On Jan. 5, Nancy Madden found a Painted Redstart just east of Ocean Springs, Mississippi, on the Jackson County Christmas Bird Count. The bird has been seen every day since. I was in Mississippi today for an event at the Pascagoula River Audubon Center, and what was I going to do, just drive right past the bird without stopping? Ha.
It’s Christmas Bird Count time again! I did my first CBC back in 2000 and have been hooked ever since, taking part in counts in Missouri, Texas, Mississippi, and Louisiana over the years.
This weekend, I did three consecutive counts in remote southwest Louisiana: the Lacassine NWR-Thornwell, Sabine NWR, and Sweet Lake-Cameron Prairie NWR counts. These were all new counts for me. I had a blast and saw somewhere north of 130 species on the three counts combined. Caracaras, a White-tailed Kite, owls, shorebirds, and a thousand Sandhill Cranes were some of the highlights. Here are some more, in pictures:
Next count coming up on Wednesday! With any luck, I’ll get in six different counts this year.
We encountered a dark juvenile jaeger on last weekend’s Mississippi Canyon pelagic birding trip out of Venice, Louisiana. The bird was far offshore, near the edge of the canyon. We identified it as a possible Parasitic Jaeger (Stercorarius parasiticus) in the field, but of course, identification of jaegers is very complex, and as photographs made the rounds over the last week, they sparked quite a bit of discussion. I’ve pulled together several images of the bird here, thanks to four generous photographers. Images belong to them and are used with permission.
Putting it all together, then, I believe that if I’m interpreting the images correctly, the combination of pointed central rectrices, barred greater under primary coverts, a smaller head and finer bill, and half-black feet all point toward an ID of Parasitic Jaeger. Parasitic Jaeger is on the Louisiana Bird Record Committee’s review list. Below are some additional images, and I welcome comments, questions, and alternative or supporting interpretations.
Last weekend, I joined 18 other birders from Louisiana and Mississippi on pelagic trip from Venice, La., organized by Justin and Devin Bosler. Our destination was the Mississippi Canyon, a deep gash in the continental shelf edge about 40 miles south of Grand Isle, La.

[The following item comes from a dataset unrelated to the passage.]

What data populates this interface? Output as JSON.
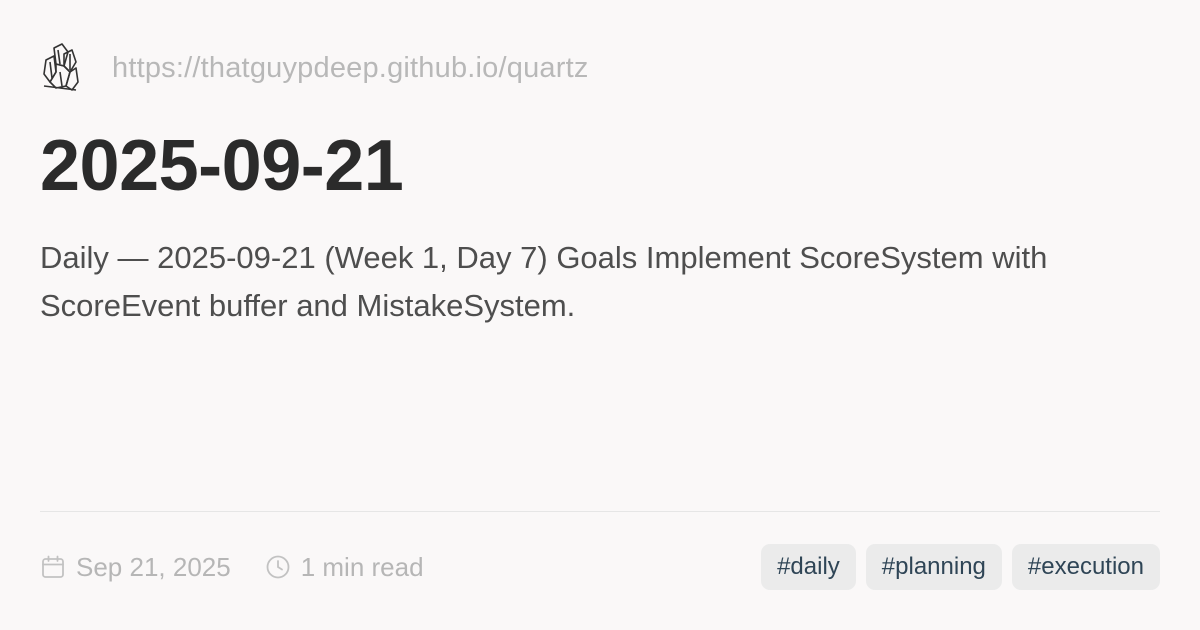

Pelagic birding in the Gulf of Mexico is famously less productive than off our Pacific and Atlantic coasts. However, the Mississippi River Delta’s long, finger-like projections out across the continental shelf and the deep underwater Mississippi Canyon lie close enough together to offer day-tripping birders one of the best shots at true deep-water pelagic birds anywhere on the northern gulf.
Jellyfish, sea turtles, a shark, and cetaceans also caught our attention. You can see a video clip of bowriding bottlenose dolphins on my Facebook page.
You can also check out Erik Johnson’s account of the day, and I’ll be doing a second post about a certain young jaeger we encountered.